═════ Exercise material ═════

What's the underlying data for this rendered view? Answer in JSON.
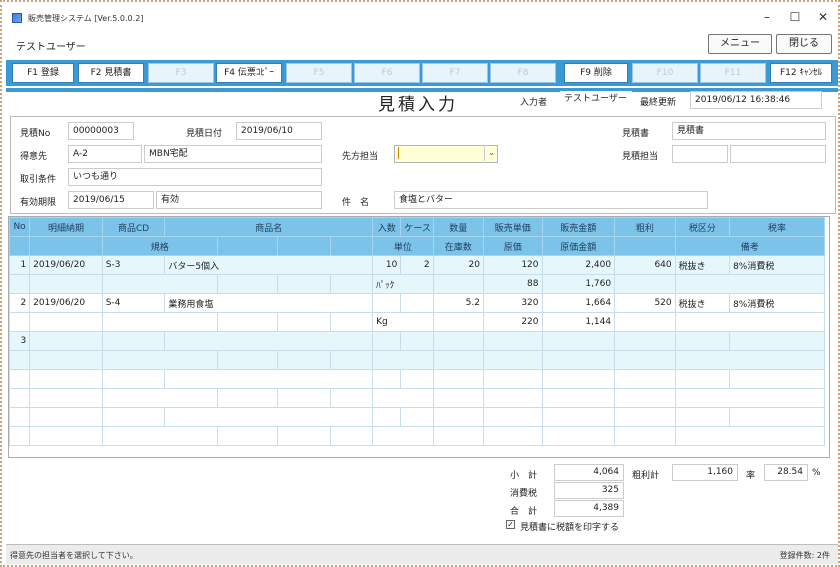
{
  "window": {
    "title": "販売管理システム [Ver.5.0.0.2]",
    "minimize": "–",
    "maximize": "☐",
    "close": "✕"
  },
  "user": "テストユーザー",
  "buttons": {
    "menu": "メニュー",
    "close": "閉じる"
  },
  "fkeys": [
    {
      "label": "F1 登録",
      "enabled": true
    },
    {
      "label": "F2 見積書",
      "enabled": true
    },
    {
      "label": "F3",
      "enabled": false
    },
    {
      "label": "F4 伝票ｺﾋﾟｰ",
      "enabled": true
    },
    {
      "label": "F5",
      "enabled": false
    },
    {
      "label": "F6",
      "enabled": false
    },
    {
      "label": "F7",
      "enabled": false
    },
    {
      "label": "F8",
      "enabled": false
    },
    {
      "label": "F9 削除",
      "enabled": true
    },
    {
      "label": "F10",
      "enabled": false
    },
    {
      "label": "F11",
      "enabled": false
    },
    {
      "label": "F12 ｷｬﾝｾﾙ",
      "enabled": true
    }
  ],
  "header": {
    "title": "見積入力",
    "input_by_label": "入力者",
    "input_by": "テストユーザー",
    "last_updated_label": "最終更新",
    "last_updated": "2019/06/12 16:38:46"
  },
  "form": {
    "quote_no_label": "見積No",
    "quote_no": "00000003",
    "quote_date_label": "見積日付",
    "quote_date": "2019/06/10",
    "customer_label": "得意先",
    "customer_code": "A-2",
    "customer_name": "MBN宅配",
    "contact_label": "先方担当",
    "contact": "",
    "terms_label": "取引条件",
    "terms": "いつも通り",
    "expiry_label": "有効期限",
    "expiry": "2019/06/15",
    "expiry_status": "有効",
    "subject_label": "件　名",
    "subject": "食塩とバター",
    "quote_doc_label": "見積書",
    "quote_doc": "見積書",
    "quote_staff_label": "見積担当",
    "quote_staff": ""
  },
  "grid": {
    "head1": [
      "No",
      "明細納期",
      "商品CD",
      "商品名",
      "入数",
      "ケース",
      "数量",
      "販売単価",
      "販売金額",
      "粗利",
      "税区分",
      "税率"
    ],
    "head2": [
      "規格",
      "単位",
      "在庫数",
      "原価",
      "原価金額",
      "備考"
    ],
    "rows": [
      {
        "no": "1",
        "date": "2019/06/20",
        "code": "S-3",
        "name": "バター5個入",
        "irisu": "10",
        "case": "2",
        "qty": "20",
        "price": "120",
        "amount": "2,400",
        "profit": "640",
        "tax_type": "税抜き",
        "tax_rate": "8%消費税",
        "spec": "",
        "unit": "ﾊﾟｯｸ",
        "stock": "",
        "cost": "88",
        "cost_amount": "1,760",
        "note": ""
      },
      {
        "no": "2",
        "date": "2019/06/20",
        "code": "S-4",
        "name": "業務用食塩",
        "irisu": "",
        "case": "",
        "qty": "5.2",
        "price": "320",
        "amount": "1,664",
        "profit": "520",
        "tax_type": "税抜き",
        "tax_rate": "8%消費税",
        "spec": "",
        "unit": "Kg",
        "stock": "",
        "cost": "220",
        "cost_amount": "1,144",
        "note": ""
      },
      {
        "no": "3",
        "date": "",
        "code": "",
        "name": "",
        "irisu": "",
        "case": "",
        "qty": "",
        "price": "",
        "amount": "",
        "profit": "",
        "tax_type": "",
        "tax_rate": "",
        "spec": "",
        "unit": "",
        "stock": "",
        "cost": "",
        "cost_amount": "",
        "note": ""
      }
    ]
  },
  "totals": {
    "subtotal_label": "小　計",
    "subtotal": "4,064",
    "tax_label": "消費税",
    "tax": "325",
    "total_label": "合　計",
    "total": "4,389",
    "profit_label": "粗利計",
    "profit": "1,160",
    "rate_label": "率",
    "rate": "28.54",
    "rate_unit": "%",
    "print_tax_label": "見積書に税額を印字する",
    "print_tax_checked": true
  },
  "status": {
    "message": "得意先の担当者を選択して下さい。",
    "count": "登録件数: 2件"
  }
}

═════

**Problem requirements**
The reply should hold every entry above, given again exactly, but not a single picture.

**Task solution**
What's the underlying data for this rendered view? Answer in JSON.
{
  "window": {
    "title": "販売管理システム [Ver.5.0.0.2]",
    "minimize": "–",
    "maximize": "☐",
    "close": "✕"
  },
  "user": "テストユーザー",
  "buttons": {
    "menu": "メニュー",
    "close": "閉じる"
  },
  "fkeys": [
    {
      "label": "F1 登録",
      "enabled": true
    },
    {
      "label": "F2 見積書",
      "enabled": true
    },
    {
      "label": "F3",
      "enabled": false
    },
    {
      "label": "F4 伝票ｺﾋﾟｰ",
      "enabled": true
    },
    {
      "label": "F5",
      "enabled": false
    },
    {
      "label": "F6",
      "enabled": false
    },
    {
      "label": "F7",
      "enabled": false
    },
    {
      "label": "F8",
      "enabled": false
    },
    {
      "label": "F9 削除",
      "enabled": true
    },
    {
      "label": "F10",
      "enabled": false
    },
    {
      "label": "F11",
      "enabled": false
    },
    {
      "label": "F12 ｷｬﾝｾﾙ",
      "enabled": true
    }
  ],
  "header": {
    "title": "見積入力",
    "input_by_label": "入力者",
    "input_by": "テストユーザー",
    "last_updated_label": "最終更新",
    "last_updated": "2019/06/12 16:38:46"
  },
  "form": {
    "quote_no_label": "見積No",
    "quote_no": "00000003",
    "quote_date_label": "見積日付",
    "quote_date": "2019/06/10",
    "customer_label": "得意先",
    "customer_code": "A-2",
    "customer_name": "MBN宅配",
    "contact_label": "先方担当",
    "contact": "",
    "terms_label": "取引条件",
    "terms": "いつも通り",
    "expiry_label": "有効期限",
    "expiry": "2019/06/15",
    "expiry_status": "有効",
    "subject_label": "件　名",
    "subject": "食塩とバター",
    "quote_doc_label": "見積書",
    "quote_doc": "見積書",
    "quote_staff_label": "見積担当",
    "quote_staff": ""
  },
  "grid": {
    "head1": [
      "No",
      "明細納期",
      "商品CD",
      "商品名",
      "入数",
      "ケース",
      "数量",
      "販売単価",
      "販売金額",
      "粗利",
      "税区分",
      "税率"
    ],
    "head2": [
      "規格",
      "単位",
      "在庫数",
      "原価",
      "原価金額",
      "備考"
    ],
    "rows": [
      {
        "no": "1",
        "date": "2019/06/20",
        "code": "S-3",
        "name": "バター5個入",
        "irisu": "10",
        "case": "2",
        "qty": "20",
        "price": "120",
        "amount": "2,400",
        "profit": "640",
        "tax_type": "税抜き",
        "tax_rate": "8%消費税",
        "spec": "",
        "unit": "ﾊﾟｯｸ",
        "stock": "",
        "cost": "88",
        "cost_amount": "1,760",
        "note": ""
      },
      {
        "no": "2",
        "date": "2019/06/20",
        "code": "S-4",
        "name": "業務用食塩",
        "irisu": "",
        "case": "",
        "qty": "5.2",
        "price": "320",
        "amount": "1,664",
        "profit": "520",
        "tax_type": "税抜き",
        "tax_rate": "8%消費税",
        "spec": "",
        "unit": "Kg",
        "stock": "",
        "cost": "220",
        "cost_amount": "1,144",
        "note": ""
      },
      {
        "no": "3",
        "date": "",
        "code": "",
        "name": "",
        "irisu": "",
        "case": "",
        "qty": "",
        "price": "",
        "amount": "",
        "profit": "",
        "tax_type": "",
        "tax_rate": "",
        "spec": "",
        "unit": "",
        "stock": "",
        "cost": "",
        "cost_amount": "",
        "note": ""
      }
    ]
  },
  "totals": {
    "subtotal_label": "小　計",
    "subtotal": "4,064",
    "tax_label": "消費税",
    "tax": "325",
    "total_label": "合　計",
    "total": "4,389",
    "profit_label": "粗利計",
    "profit": "1,160",
    "rate_label": "率",
    "rate": "28.54",
    "rate_unit": "%",
    "print_tax_label": "見積書に税額を印字する",
    "print_tax_checked": true
  },
  "status": {
    "message": "得意先の担当者を選択して下さい。",
    "count": "登録件数: 2件"
  }
}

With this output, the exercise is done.